Click here for audio of Episode 1400.
Today, a look back. The University of Houston's College
of Engineering presents this series about the machines
that make our civilization run, and the people whose
ingenuity created them.
Sometimes I find myself grasping to
remember the sights, smells, and texture of life before
WW-II. I have little sense of having undergone much
change, yet I know it'd be a terrible wash of cold water
if I were suddenly plopped back into that world.
Let's compress the scale of that idea a bit. In 1982 you
either typed letters and reports on a typewriter or, if
you were one of the more fortunate, handed them to a
secretary. Think of the magnitude of your dismay if you
had to go back to that world. Or remember the '50s, when
you had to make copies with carbon paper.
We've all been through the process of deciding that it
wouldn't be so nice after all to find ourselves back in
the Golden age of Athens or the Italian renaissance. But
the fact is it wouldn't be so nice to find ourselves back
in the roaring '20s or even the excitement of the
The greatest advances have been in public health. The
length and quality of human life are far greater today,
even in poor countries. One sensate recollection of the
1930s that I can build with great clarity is a visit to
the dentist's office. I was cavity-prone, yet I
experienced no pain-killer until after WW-II. Dentistry
was simple torture, and I still cringe when I think of
But most of our remote childhood takes on the soft edges

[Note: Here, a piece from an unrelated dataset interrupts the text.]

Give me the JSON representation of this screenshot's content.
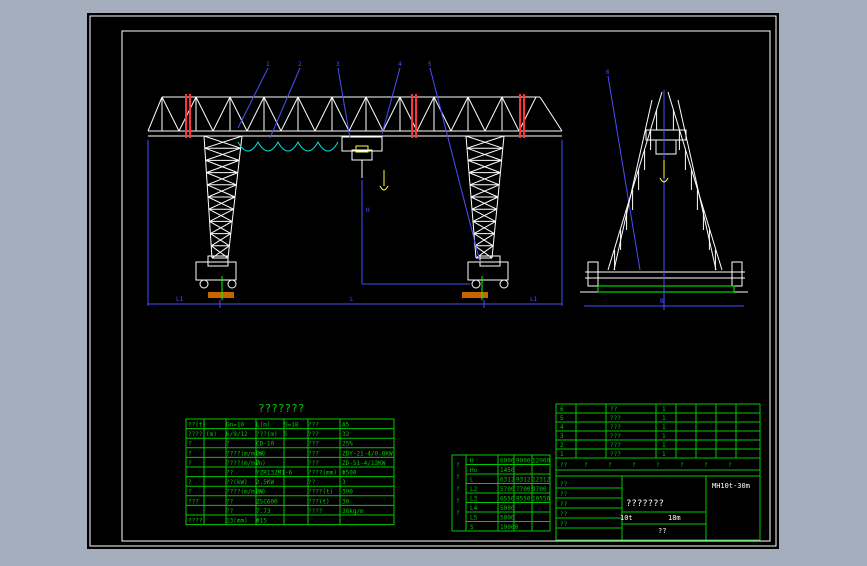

of reverie. That makes it hard to see the extent to which
technology is a force improving the quality of life.
Let's make a quick inventory of some true tastes and
smells of life in the '30s.

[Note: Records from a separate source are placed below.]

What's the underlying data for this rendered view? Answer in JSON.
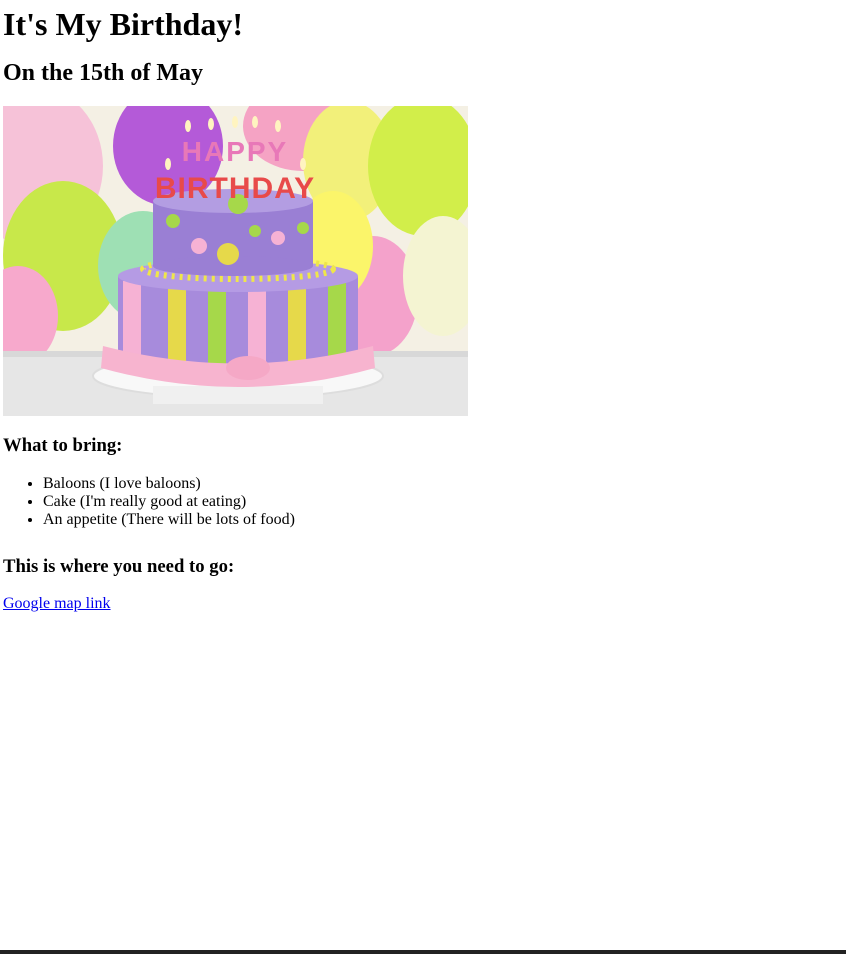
{
  "page": {
    "title": "It's My Birthday!",
    "subtitle": "On the 15th of May"
  },
  "image": {
    "description_name": "birthday-cake-photo",
    "cake_text_top": "HAPPY",
    "cake_text_bottom": "BIRTHDAY"
  },
  "bring": {
    "heading": "What to bring:",
    "items": [
      "Baloons (I love baloons)",
      "Cake (I'm really good at eating)",
      "An appetite (There will be lots of food)"
    ]
  },
  "where": {
    "heading": "This is where you need to go:",
    "link_text": "Google map link"
  },
  "colors": {
    "link": "#0000ee",
    "cake_purple": "#9b7fd6",
    "cake_pink": "#f2a9c9",
    "cake_yellow": "#e4d83a",
    "cake_green": "#9fd64a"
  }
}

Alcoholism was rampant. All we had to do was to look down
our street to find friends whose lives had been
devastated by the stuff. We didn't understand its
effects. Alcohol was regarded as a universal medicine and
a calming agent. A child might be given heated Scotch and
honey as a cough remedy.
Doctors made house calls, but they couldn't fix anything.
No antibiotics! Vitamins hadn't yet reached the public
consciousness. Tuberculosis was largely incurable.
Infectious diseases like measles and chicken pox had to
run their course while your house was quarantined with a
yellow sign warning visitors not to enter.
Tires didn't last 10,000 miles. No interstate highways.
Any long trip meant a breakdown or two. And only the
well-to-do took automobile trips. Nobody traveled
in airplanes. Going overseas meant an ocean voyage.
When beggars came to your door, you were expected to put
them to work chopping wood or raking leaves and to give
them a sandwich. For hunger was abroad in the land. It
was a real sign of status for a high-school student to
get a job sacking groceries. College was only a rumored
place for most people.
I still look back at toboggans, streetcars, and radio
tubes with enormous nostalgia. For those things formed
me. But then I look around at the world I live in now,
and I can only say: Thank God for the machines that make
our civilization run!
I'm John Lienhard, at the University of Houston, where we're interested in the way inventive minds work.
The Engines of Our Ingenuity is Copyright
© 1988-1998 by John H. Lienhard.